A factor that helps optimize brain formation and function may also provide clues about whether patients suffering with schizophrenia are headed toward relapse, researchers say.
Over the next two- and one-half years, they are regularly measuring levels of brain-derived neurotrophic factor, or BDNF, in the blood of patients with schizophrenia to see if the pattern of their rise and fall is a good indicator that patients are headed for trouble, say Medical College of Georgia researchers.
"If you had something that would give you a better inkling that somebody is going to get ill, that would be extraordinarily helpful," says Dr. Peter S. Buckley, schizophrenia specialist who chairs the Department of Psychiatry and Health Behavior in the MCG School of Medicine. "It's a little bit of a shot in the dark, but the payoff would be huge," he says of the study that piggybacks on another federally-funded study looking at whether injectable medicine, rather than tablets, can help deter relapses.
Not taking their medicines as prescribed is a big reason patients relapse but science has already shown that BDNF levels can start dropping even when they do, says Dr. Anilkumar R. Pillai, MCG neuroscientist who studies BDNF and other cell-nourishing trophic factors. That drop likely indicates the drug is becoming less effective and a relapse is imminent, the researchers say.

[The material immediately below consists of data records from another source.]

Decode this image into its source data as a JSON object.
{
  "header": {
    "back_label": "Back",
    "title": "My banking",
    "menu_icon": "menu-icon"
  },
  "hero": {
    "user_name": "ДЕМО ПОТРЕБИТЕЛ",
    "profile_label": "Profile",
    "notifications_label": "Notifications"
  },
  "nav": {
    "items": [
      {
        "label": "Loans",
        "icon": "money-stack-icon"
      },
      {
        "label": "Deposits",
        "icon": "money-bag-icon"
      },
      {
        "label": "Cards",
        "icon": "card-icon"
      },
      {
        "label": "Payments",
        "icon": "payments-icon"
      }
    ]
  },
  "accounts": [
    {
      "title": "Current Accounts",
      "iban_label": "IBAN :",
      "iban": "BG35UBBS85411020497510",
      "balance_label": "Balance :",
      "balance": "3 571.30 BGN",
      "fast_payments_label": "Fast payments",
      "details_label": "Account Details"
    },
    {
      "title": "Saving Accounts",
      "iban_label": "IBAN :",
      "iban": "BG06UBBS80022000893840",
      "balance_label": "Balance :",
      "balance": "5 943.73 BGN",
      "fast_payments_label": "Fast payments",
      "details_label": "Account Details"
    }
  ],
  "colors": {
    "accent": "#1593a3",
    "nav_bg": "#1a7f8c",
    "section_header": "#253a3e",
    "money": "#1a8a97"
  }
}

Decreased BDNF levels already have been associated with relapsing bipolar disease and depression, Dr. Buckley says. Dr. Pillai and others have shown that the BDNF levels in patients with schizophrenia are generally lower than in healthy individuals, an indicator of its importance in this disease, he says. BDNF levels may be even lower in patients when they relapse and go up, at least for a while, with treatment.
"Theoretically, at least, if you could know the point when BDNF levels start going down, you might change the treatment…that's at least one approach for the future, if the study results point in that direction," says Dr. Pillai. He also studies an animal model that has many behavioral as well as neurochemical abnormalities similar to schizophrenia. He's shown the downstream signaling of BDNF, a key pathway in the regulation of the inhibitory neurotransmitter GABA, is not working well in these animals. "Now we are going to see how we can rectify the problem," says Dr. Pillai who wants to keep BDNF levels on a more even keel.
About a dozen older schizophrenia medications and a handful of new ones adjust the activity level of a variety of neurotransmitters in the brain, Dr. Pillai says. Animal studies have shown the drugs have a differing impact on BDNF as well. Most initially improve the level then, with time, levels decrease of this factor that is required for brain development as well as cell proliferation, migration, differentiation and survival.
In the normal adult brain, BDNF increases stem cell proliferation so the brain is better armed if something bad, like a stroke, happens. Trophic factors such as BDNF also induce anti-apoptotic mechanisms that keep cells from committing suicide when stressed by a lack of oxygen, for example. Exactly where BDNF comes from or what controls endogenous levels is still unclear. Exercise can increase BDNF levels. Two drugs currently on the market for other medical conditions - erythropoietin for anemia and cysteamine for cystinosis - can as well. Dr. Pillai hopes his laboratory studies of these drugs will soon result in an adjunct therapy that can help patients avoid devastating relapse. "Our aim is to bring BDNF levels back to normal." Dr. Pillai and colleagues already have shown in their animal studies that antipsychotic drugs do better boosting brain BDNF levels when administered along with any of the above drugs. He adds that both cysteamine and erythropoietin have been well studied for their potential to enhance cognitive function.
Schizophrenia affects about 1 percent of the population or some 2.4 million American adults. Hallucinations are a disease hallmark; patients hear voices and can even see, touch and taste things that are not real. Patients, when they relapse, can become aggressive, reclusive and suicidal. Dr. Buckley notes that even when patients are followed closely - every two weeks as they are in these studies - relapse occurs.
Today there is no objective way or "test" to diagnose schizophrenia, measure efficacy of treatment or predict the common problem of relapse, Dr. Buckley says. "We are looking for how to predict things in mental illness: could you predict whether somebody will get along well or not, could you predict whether a treatment will work, could you predict side effects?"